In my last blog, I asked you to think about a question: Am I willing to turn over a significant percentage of my net worth in order to be divorced? Since you’re back to read more, I’m guessing you answered NO to that question and you’re ready to Avoid Financial Bedlam.  Here are a few ways to keep more of your cash when you’re getting divorced. Avoid litigation.  In my last blog, I introduced you to Tim and Kathy.  Even though they eventually reached settlement in their divorce, the path they took was pure litigation.  Their attorneys wrote rough letters and held long blustery phone conferences where nothing much was accomplished other than defending their clients’ polarized positions.  They filed motions and went to hearings, they argued over dishes and debts, they over-involved the children in their fights, and they both did so with the conviction that they were “right” and would have their “day in Court.”  They didn’t sit down at the settlement table until they were over a year into the process.  This is a sure path to Financial Bedlam.
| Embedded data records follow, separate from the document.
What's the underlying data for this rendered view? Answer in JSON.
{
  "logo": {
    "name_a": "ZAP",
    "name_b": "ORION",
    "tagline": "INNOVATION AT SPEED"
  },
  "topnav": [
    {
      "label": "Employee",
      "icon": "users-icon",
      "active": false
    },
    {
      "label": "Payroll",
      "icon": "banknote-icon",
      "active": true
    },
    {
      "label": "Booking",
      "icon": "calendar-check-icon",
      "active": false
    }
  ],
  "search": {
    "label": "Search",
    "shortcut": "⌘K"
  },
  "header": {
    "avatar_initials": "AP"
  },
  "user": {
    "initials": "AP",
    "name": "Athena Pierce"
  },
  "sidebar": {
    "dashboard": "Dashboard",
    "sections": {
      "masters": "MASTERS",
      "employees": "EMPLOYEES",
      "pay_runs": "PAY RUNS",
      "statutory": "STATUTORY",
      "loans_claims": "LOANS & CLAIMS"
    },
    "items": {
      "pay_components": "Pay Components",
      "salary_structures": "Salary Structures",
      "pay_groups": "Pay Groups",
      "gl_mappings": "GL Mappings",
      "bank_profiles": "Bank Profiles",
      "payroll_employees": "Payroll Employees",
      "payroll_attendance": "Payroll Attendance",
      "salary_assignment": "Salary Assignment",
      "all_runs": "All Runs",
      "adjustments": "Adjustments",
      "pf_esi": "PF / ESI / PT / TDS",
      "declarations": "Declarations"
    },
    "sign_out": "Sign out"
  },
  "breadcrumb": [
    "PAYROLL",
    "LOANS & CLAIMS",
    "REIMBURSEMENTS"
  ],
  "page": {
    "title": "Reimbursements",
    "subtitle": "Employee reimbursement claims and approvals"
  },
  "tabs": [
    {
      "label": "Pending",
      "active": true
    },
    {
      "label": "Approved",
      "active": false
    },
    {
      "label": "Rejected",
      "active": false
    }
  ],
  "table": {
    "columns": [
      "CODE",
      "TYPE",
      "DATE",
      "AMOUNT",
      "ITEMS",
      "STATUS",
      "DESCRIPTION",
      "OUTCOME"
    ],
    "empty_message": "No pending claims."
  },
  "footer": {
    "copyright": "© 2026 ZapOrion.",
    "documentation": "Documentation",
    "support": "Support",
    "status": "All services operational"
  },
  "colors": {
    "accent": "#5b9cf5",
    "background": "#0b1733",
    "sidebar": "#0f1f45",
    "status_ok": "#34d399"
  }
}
Reduce conflict.  Remember, Conflict = $$$.  The more conflict your attorney can create, the more money he/she will earn.  The more conflict you or your spouse create, the more money you will each pay to your attorneys to “resolve” your conflict.  If you solve your own problems, like responsible adults should, then you will reduce conflict and save money.  Make no mistake, even if it’s “the other side” causing the conflict, you’ll still be paying to put out the fires. Create a budget.  Tim and Kathy never budgeted their...
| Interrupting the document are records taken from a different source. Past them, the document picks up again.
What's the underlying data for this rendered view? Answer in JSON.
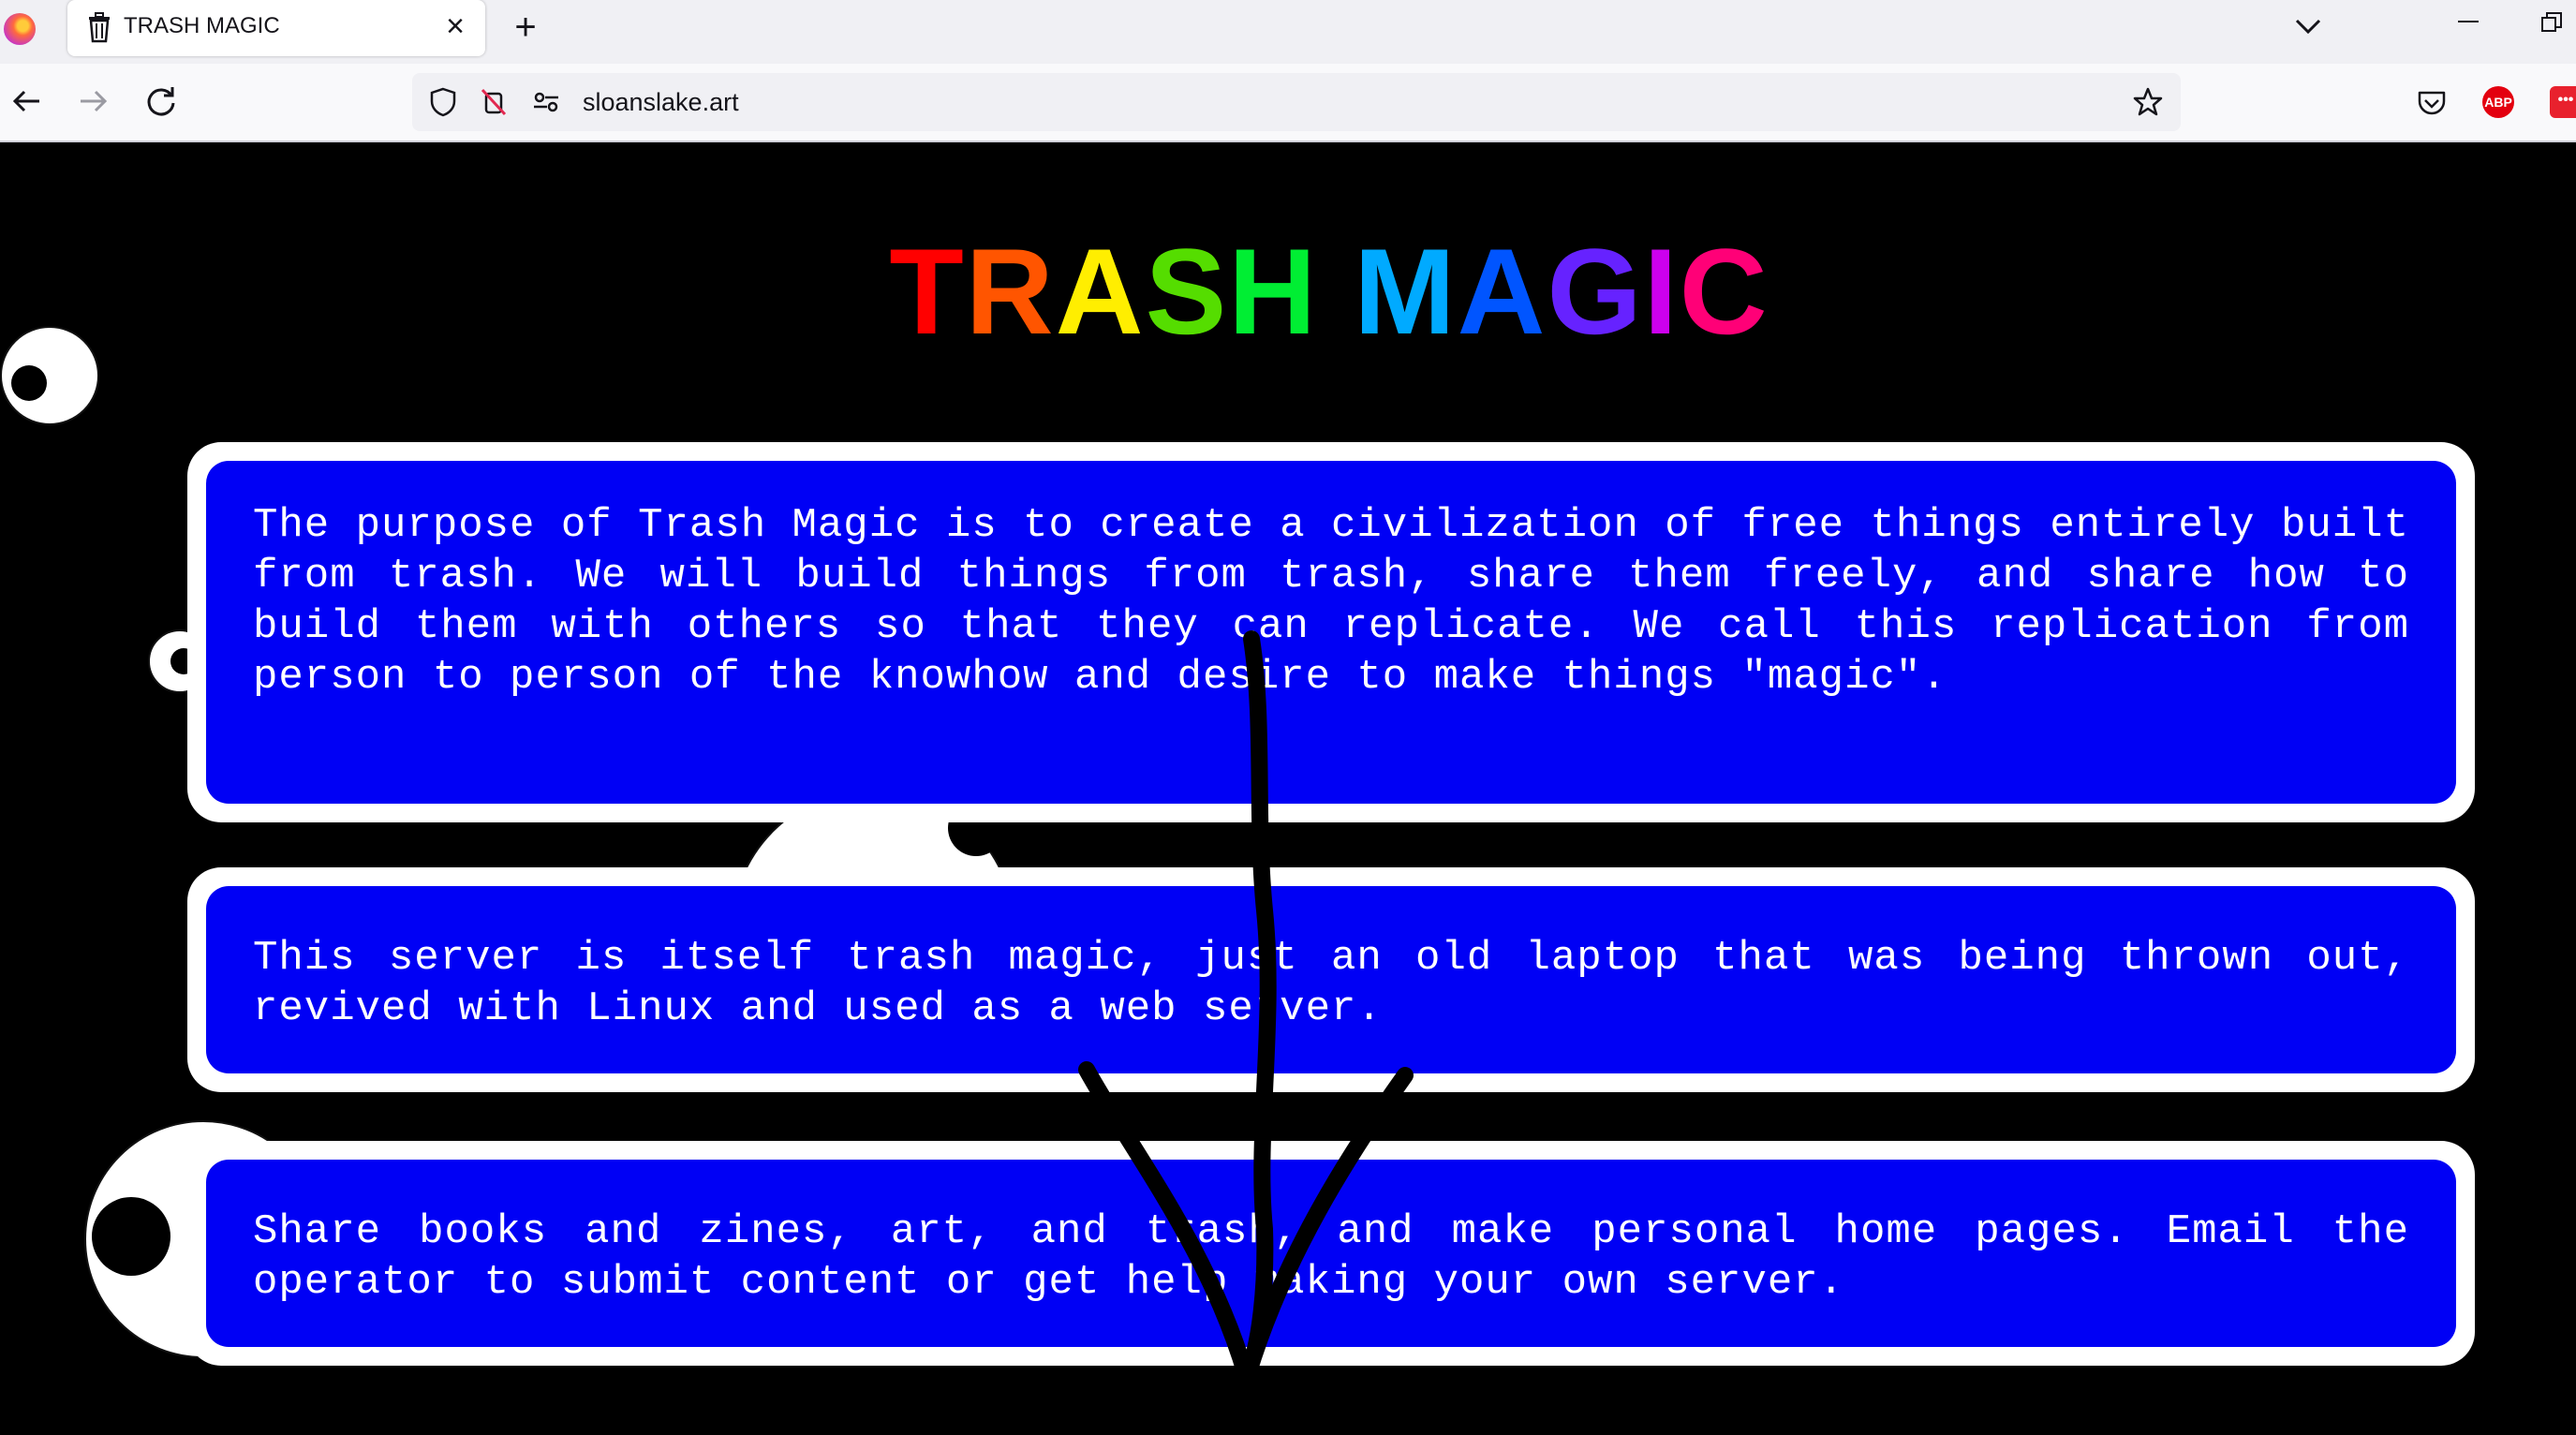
{
  "browser": {
    "tab": {
      "title": "TRASH MAGIC",
      "close_glyph": "×"
    },
    "new_tab_glyph": "+",
    "url": "sloanslake.art",
    "abp_label": "ABP",
    "ext_label": "•••"
  },
  "page": {
    "title_letters": [
      {
        "char": "T",
        "color": "#ff0000"
      },
      {
        "char": "R",
        "color": "#ff5500"
      },
      {
        "char": "A",
        "color": "#ffee00"
      },
      {
        "char": "S",
        "color": "#55dd00"
      },
      {
        "char": "H",
        "color": "#00ee33"
      },
      {
        "char": " ",
        "color": "#000000"
      },
      {
        "char": "M",
        "color": "#00aaff"
      },
      {
        "char": "A",
        "color": "#0055ff"
      },
      {
        "char": "G",
        "color": "#6622ff"
      },
      {
        "char": "I",
        "color": "#cc00ee"
      },
      {
        "char": "C",
        "color": "#ff0077"
      }
    ],
    "paragraphs": [
      "The purpose of Trash Magic is to create a civilization of free things entirely built from trash. We will build things from trash, share them freely, and share how to build them with others so that they can replicate. We call this replication from person to person of the knowhow and desire to make things \"magic\".",
      "This server is itself trash magic, just an old laptop that was being thrown out, revived with Linux and used as a web server.",
      "Share books and zines, art, and trash, and make personal home pages. Email the operator to submit content or get help making your own server."
    ]
  },
  "colors": {
    "page_background": "#000000",
    "card_border": "#ffffff",
    "card_fill": "#0000f5",
    "card_text": "#ffffff"
  },
  "icons": [
    "firefox-icon",
    "trash-icon",
    "close-icon",
    "plus-icon",
    "chevron-down-icon",
    "minimize-icon",
    "restore-icon",
    "back-arrow-icon",
    "forward-arrow-icon",
    "reload-icon",
    "shield-icon",
    "blocked-permission-icon",
    "site-settings-icon",
    "star-icon",
    "pocket-icon",
    "adblock-icon",
    "extension-icon"
  ]
}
Financial Bedlam

Financial Bedlam.  That’s how one client described his divorce. Like many people seeking a divorce, “Tim” just wanted a short and simple divorce without a lot of fighting over “things.”  (No, it’s not really Tim. See Disclaimer.)  Tim, a small business owner, has the “entrepreneurial temperament,” which means that he is used to getting what he wants, when he wants it.  Divorce was no different, so Tim did a lot of pushing.  After all, he was being “fair” and his wife just needed to see his side of things. For “Kathy” (see Disclaimer), Tim’s wife of 17 years, divorce was not at all simple or easy.  At first, Kathy was devastated and in denial.  She was terrified of being on her own, grief-stricken that Tim would break up their family, and outraged that Tim had announced the divorce to her “out of the blue.”  Kathy felt that she was at battle with an unseen force (maybe another woman?), so she gathered the “troops” — her girlfriends, family, teachers at the children’s school, hair stylist, and anyone else who would listen — to let them know how Tim had failed the family.  Kathy got the validation she was seeking and many of those “troops” advised her to take Tim to the cleaners to teach him a lesson.  Their advice was well-intentioned, but the worst possible thing they could have said. So Kathy and Tim engaged the “best” lawyers they could afford.  Tim’s attorney made settlement offers, demands, threats, and filed motions, pushing Kathy and her lawyer to accept Tim’s offers “within 24 hours or else.”  Kathy dug in her heels and her attorney,...